- Cambria: Cute is the best word to describe Cambria, with an old-fashioned downtown and string of places to stay just across from the ocean
- Morro Bay: The bay around Morro Rock offers lots of water play - or just watch the fishermen bring in the daily catch
- Pismo Beach: It's a quintessential California beach town and their city logo (a woody car with a surfboard on top) just about sums it up
- Santa Barbara: You could be excused for thinking you landed on the Mediterranean when you reach Santa Barbara. Famous for its red-tiled roofs and "banana belt" climate, it has a pretty waterfront park and a nice shopping area downtown

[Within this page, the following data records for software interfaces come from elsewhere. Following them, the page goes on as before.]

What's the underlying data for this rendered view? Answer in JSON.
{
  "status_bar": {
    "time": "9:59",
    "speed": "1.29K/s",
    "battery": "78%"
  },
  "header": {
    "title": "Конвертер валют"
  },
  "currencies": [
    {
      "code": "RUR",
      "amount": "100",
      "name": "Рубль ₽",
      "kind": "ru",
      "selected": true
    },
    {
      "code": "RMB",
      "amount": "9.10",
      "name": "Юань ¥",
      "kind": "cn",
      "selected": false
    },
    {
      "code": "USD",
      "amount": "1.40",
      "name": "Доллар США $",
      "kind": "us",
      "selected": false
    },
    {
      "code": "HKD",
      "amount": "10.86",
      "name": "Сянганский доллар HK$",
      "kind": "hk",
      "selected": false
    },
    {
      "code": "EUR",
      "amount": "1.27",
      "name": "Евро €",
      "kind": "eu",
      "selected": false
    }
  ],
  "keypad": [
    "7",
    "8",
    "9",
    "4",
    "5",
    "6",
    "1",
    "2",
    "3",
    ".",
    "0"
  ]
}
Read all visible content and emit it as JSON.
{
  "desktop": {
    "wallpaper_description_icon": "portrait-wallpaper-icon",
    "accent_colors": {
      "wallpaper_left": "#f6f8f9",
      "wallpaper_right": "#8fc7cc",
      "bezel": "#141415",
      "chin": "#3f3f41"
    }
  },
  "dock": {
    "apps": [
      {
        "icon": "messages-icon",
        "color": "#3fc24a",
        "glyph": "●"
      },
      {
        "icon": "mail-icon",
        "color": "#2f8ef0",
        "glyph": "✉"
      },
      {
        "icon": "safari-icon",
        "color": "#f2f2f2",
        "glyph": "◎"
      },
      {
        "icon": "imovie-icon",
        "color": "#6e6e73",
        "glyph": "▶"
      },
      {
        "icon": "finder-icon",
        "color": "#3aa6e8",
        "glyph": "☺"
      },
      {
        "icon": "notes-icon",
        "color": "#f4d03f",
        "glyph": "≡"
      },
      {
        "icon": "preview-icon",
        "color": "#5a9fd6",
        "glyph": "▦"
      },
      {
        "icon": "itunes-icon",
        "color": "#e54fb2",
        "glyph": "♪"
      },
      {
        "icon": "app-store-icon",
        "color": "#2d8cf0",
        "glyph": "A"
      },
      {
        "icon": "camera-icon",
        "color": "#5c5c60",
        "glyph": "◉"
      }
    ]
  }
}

- Channel... Islands: They're not far offshore, but lightly visited, especially considering how many unique plants and animals live on them
- Malibu: There's a reason a lot of celebrities live along this sun-kissed stretch of Southern California coast, but they can't keep it all to themselves
- Santa Monica: Santa Monica's thriving arts scene, its seaside amusement park, and lively beach are just a few of its attractions
- Venice Beach: Funky, weird and fun to visit. You're likely to see almost anything in Venice Beach, from rollerskating dogs to chanting Hare Krishnas
- Los Angeles South Bay: Angelinos like to keep these cute little beach towns for themselves, making them a nice little slice of local life
- Long Beach: They have a fantastic aquarium and lots of oceanfront property - and even a fleet of gondola boats
- Catalina Island: Just 26 miles away from Los Angeles, Catalina feels much further away, it's so quiet and relaxing. But just to add a touch of quirkiness, the island has its own resident buffalo herd, too
- Newport Beach: The islands in Newport Harbor are so cute you'll want to hug them. And so is the four-car ferry that runs from Balboa Island to the mainland.
- Laguna Beach: Upscale, with lots of art galleries, Laguna also has some great oceanfront hotels and a beautiful, sandy beach to play on
- San Diego: San Diego's warm climate make it a perfect place for beach play and their coastline has some of the nicest sandy beaches you'll find anywhere in the state